* **What this task involves**: Filter this material down to the lines that contain the string "direction", and return those lines.

* **Exercise inputs**:

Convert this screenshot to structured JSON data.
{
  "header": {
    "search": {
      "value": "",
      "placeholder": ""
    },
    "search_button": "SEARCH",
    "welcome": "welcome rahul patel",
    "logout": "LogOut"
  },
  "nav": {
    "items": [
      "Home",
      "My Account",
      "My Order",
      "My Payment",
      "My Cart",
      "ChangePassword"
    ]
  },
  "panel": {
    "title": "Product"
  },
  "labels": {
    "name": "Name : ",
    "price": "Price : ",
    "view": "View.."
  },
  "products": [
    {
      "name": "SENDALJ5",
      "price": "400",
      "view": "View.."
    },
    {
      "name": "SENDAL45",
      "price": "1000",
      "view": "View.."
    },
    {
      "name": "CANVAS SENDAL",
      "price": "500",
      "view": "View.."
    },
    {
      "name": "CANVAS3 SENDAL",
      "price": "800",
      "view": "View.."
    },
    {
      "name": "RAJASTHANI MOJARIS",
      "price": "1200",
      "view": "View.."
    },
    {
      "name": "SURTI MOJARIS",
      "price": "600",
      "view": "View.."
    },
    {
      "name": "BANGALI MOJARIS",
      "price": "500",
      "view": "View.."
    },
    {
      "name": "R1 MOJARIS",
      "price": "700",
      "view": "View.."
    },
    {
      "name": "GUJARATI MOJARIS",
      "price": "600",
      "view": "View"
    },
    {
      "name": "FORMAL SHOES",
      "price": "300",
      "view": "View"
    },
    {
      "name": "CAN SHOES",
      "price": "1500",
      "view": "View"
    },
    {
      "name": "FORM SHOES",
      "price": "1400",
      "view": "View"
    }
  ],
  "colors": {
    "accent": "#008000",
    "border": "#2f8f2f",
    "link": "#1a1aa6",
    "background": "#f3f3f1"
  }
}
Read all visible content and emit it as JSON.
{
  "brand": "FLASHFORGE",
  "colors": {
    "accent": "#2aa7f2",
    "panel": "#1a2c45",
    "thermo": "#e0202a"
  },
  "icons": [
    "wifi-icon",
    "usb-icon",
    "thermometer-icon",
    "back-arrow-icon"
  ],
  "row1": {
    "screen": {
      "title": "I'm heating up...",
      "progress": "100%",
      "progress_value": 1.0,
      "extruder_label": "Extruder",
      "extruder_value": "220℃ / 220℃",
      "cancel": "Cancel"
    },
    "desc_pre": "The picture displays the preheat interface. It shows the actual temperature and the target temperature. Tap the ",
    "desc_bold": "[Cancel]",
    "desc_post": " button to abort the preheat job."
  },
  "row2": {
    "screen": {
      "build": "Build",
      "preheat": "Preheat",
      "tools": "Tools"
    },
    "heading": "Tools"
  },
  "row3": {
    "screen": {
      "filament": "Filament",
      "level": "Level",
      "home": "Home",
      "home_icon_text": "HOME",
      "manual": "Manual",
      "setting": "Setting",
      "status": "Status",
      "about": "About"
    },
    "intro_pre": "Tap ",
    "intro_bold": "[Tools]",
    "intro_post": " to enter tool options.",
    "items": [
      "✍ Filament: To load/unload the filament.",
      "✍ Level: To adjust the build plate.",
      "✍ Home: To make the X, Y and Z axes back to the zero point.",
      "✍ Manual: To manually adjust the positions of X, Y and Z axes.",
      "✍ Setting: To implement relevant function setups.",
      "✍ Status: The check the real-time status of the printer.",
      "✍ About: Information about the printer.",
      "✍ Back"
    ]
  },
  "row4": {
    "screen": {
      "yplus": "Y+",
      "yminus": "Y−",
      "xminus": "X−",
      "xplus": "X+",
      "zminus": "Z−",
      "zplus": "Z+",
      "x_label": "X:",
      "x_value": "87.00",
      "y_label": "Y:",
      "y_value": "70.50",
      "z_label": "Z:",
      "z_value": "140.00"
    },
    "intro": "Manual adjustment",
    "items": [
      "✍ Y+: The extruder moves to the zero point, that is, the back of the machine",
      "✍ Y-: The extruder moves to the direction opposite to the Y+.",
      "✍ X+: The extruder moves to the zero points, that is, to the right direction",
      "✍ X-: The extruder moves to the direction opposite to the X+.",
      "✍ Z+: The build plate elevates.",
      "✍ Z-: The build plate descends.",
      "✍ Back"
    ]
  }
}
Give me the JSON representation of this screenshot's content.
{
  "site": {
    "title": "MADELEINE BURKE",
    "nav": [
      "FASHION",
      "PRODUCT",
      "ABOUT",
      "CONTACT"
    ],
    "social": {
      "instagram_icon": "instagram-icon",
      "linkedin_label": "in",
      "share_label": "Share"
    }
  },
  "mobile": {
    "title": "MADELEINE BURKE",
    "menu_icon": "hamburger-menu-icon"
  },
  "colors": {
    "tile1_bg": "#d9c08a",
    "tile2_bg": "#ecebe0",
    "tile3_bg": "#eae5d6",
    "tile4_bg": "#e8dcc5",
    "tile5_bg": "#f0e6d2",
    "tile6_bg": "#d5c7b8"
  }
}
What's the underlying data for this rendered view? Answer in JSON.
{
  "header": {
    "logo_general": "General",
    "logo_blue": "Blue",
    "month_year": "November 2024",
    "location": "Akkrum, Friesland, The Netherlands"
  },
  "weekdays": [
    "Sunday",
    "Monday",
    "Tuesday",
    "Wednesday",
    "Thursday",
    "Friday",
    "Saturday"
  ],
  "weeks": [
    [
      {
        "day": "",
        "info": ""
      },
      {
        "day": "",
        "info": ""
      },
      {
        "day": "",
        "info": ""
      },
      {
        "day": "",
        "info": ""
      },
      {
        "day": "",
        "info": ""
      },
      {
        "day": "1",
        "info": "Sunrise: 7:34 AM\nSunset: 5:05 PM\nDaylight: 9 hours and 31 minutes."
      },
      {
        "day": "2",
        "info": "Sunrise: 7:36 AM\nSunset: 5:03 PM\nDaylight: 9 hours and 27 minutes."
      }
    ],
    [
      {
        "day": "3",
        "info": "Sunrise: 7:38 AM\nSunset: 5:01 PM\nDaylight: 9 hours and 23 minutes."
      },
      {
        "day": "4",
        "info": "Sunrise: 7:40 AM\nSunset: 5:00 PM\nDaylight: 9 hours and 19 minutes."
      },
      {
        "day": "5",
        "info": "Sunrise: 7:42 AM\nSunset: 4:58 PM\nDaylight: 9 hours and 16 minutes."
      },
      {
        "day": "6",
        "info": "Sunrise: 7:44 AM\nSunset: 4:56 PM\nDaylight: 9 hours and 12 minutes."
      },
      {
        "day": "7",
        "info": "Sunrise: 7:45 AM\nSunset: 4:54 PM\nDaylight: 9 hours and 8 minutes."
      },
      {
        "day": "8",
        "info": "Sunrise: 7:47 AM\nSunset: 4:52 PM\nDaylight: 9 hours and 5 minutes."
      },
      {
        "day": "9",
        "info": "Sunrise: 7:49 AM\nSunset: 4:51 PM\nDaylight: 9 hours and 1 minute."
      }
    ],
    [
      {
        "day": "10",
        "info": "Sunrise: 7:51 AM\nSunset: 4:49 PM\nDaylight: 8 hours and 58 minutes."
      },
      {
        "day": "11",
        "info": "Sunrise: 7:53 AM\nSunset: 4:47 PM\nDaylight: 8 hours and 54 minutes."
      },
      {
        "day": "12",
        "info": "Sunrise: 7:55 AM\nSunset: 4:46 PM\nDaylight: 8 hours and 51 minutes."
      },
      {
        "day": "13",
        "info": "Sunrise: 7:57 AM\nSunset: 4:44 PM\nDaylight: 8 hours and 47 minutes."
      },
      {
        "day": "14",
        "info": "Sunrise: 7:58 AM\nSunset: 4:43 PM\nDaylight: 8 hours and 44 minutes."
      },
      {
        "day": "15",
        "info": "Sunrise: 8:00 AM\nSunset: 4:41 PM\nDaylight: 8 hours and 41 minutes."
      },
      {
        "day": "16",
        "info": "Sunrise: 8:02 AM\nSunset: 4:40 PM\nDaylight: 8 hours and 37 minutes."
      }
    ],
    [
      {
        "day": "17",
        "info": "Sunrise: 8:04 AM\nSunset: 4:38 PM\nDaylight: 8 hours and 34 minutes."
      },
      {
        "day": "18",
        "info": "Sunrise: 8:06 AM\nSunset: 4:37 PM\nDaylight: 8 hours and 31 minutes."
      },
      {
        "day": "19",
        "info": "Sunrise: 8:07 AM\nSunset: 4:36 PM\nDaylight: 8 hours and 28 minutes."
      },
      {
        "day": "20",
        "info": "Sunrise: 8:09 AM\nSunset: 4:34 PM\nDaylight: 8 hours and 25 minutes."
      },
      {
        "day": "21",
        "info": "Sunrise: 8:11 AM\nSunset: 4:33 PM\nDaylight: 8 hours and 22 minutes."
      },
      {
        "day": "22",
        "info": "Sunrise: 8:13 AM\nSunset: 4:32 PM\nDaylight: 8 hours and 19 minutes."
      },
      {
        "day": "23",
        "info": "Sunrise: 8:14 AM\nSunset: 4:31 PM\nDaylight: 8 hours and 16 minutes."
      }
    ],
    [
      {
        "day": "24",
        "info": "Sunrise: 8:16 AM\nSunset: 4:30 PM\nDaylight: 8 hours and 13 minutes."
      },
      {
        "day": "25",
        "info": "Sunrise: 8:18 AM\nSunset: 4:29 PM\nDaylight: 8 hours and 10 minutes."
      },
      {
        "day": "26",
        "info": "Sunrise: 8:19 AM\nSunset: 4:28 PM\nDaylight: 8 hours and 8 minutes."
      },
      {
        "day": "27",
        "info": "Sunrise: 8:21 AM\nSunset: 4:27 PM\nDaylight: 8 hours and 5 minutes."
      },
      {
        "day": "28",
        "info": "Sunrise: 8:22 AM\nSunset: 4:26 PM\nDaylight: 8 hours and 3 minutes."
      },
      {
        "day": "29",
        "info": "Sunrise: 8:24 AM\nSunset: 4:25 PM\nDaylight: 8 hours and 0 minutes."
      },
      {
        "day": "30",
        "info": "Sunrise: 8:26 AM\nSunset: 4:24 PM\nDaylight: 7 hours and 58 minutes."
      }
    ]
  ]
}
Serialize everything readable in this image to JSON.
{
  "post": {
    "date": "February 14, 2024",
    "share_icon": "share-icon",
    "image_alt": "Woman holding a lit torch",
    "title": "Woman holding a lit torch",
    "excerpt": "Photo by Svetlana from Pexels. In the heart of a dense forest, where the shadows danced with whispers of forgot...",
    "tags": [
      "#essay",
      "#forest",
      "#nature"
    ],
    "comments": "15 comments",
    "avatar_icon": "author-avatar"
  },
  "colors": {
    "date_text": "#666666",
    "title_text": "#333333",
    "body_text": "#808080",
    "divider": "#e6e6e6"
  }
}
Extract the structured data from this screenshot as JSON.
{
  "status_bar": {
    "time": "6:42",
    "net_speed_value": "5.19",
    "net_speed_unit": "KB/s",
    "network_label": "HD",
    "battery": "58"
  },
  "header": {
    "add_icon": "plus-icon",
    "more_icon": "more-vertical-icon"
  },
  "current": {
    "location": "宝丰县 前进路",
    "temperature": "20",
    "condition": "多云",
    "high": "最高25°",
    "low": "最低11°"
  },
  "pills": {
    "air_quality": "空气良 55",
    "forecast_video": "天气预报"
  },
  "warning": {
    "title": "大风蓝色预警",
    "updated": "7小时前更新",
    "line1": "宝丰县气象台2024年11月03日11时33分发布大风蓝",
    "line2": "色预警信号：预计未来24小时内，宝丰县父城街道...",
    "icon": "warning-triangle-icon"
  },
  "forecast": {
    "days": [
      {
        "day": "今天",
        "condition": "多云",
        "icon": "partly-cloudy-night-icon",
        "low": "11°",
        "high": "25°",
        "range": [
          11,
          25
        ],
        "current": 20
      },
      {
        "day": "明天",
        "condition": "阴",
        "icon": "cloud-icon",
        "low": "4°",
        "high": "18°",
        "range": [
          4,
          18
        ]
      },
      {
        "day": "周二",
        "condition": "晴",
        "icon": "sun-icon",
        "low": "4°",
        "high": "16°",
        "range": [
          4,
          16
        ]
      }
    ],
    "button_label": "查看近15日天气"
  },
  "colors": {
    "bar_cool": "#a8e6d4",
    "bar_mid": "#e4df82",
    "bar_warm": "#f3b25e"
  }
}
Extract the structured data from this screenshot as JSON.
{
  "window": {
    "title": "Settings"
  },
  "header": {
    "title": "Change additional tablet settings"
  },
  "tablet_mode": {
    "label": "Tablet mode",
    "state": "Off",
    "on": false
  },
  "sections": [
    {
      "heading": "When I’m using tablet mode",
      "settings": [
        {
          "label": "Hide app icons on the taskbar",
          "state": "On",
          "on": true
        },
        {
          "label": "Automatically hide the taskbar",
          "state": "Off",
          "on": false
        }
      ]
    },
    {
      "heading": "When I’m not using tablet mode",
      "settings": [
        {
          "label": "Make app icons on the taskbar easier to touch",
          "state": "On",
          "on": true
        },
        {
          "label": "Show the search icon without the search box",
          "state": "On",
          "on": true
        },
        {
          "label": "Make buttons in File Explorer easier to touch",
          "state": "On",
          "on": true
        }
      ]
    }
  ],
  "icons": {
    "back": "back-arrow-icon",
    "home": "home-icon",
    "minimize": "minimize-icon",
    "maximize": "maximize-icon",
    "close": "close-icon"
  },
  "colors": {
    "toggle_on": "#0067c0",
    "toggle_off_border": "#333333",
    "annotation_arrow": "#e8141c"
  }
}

* **Response for this exercise**:
      "✍ Y-: The extruder moves to the direction opposite to the Y+.",
      "✍ X+: The extruder moves to the zero points, that is, to the right direction",
      "✍ X-: The extruder moves to the direction opposite to the X+.",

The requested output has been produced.